For the starting conditions of their model runs, the researchers created a watery world that was frozen solid without enough incident light to melt it and an atmosphere free of greenhouse gases. These conditions corresponded to an icy world with a groove around the equator. This happened because there was enough light there to sublimate the ice into a gas, which then condensed again closer to the poles.
The team then gradually accelerated the light coming from the planet’s star and tried out different star types – smaller, redder stars produce light that is more easily absorbed by ice, which made a difference. But in all cases, the world remained frozen until more light came in than Earth receives. That’s because the ice itself is so effective at bouncing light back into space that increasing its intensity didn’t make much of a difference.
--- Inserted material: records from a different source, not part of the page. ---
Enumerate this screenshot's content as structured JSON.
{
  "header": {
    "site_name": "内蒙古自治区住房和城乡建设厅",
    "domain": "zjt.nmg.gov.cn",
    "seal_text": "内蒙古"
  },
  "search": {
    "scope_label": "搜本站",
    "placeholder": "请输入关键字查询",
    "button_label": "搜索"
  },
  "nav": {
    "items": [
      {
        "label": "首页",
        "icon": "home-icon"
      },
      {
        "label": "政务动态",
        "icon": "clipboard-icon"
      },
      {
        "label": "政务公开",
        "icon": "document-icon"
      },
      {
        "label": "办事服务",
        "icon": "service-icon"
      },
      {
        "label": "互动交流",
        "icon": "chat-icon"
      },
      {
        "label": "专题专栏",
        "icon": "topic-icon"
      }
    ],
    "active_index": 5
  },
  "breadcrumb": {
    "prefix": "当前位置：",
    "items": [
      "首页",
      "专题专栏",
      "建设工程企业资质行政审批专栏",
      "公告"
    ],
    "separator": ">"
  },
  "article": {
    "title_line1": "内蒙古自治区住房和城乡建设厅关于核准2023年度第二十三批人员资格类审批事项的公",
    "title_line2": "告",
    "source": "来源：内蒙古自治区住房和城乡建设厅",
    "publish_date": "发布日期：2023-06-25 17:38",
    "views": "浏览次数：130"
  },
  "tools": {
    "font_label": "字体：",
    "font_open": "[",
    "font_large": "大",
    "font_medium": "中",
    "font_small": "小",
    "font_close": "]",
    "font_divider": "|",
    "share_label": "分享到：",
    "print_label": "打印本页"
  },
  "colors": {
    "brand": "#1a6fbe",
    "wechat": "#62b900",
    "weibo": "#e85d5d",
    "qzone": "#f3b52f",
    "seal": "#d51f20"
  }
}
When the ice finally started to melt, however, it happened quite quickly. The reflectivity of the planet’s surface dropped dramatically, amplifying the warming. This released a lot of water vapor into the atmosphere and that powerful greenhouse gas warmed the planet even further. In most cases, this places the planets in what is called a “humid greenhouse.” Here, water vapor reaches the upper atmosphere, where the star’s higher-energy light splits the water into oxygen and hydrogen, which can then escape into space. The planet would lose all of its water, though it could take more than a billion years to do so.
Smaller planets make things worse, because there is less gravity to hold the atmosphere. But for certain stars (G and F classes), it doesn’t matter how big the planet is. The model shows that they would all go to a completely out of control greenhouse, where they would reach surface temperatures of more than 1000 degrees Celsius and boil away all their surface water.
So why didn’t this happen to Earth? After all, it has been through several global ice ages, periods known as “snowball Earths.” The main factor appears to be carbon dioxide. Its role in warming the planet means the snowball would begin to melt with less sunlight coming in. It also keeps much of Earth’s heat in the lower atmosphere, which cools the altitudes where water vapor would be lost to space.
On Earth, the loss of ice would allow for some warming due to the feedback, but the newly exposed rock would undergo weathering, reacting with the carbon dioxide in the atmosphere and pulling it out again. This has the general effect of tempering warming before any kind of greenhouse climate develops.
Eventually, the Sun will naturally age into a red giant, after which the Earth will lose all of its water. But if you think this is a great opportunity to look for beachfront real estate on one of the water bodies of the outer solar system, the authors suggest you think again. Because of their low gravity, they would quickly lose all their water: “Europa and Enceladus will have no habitable period. They will transition to a humid or runaway greenhouse state when the sun becomes a red giant in 6 to 7 billion years, at when the stellar flux at the location of Europa will reach the snowball melting threshold.”
This of course also has consequences for the habitability elsewhere. For exoplanets with low concentrations of greenhouse gases, entering a snowball state would mean they stay there even at starlight levels that keep Earth at moderate temperatures. And in most cases, abandoning it again would mean there would only be a small window of time (in astronomical terms, at least) before they lost all that water.
Natural Geosciences2017. DOI: 10.1038/NGEO2994 (About DOIs).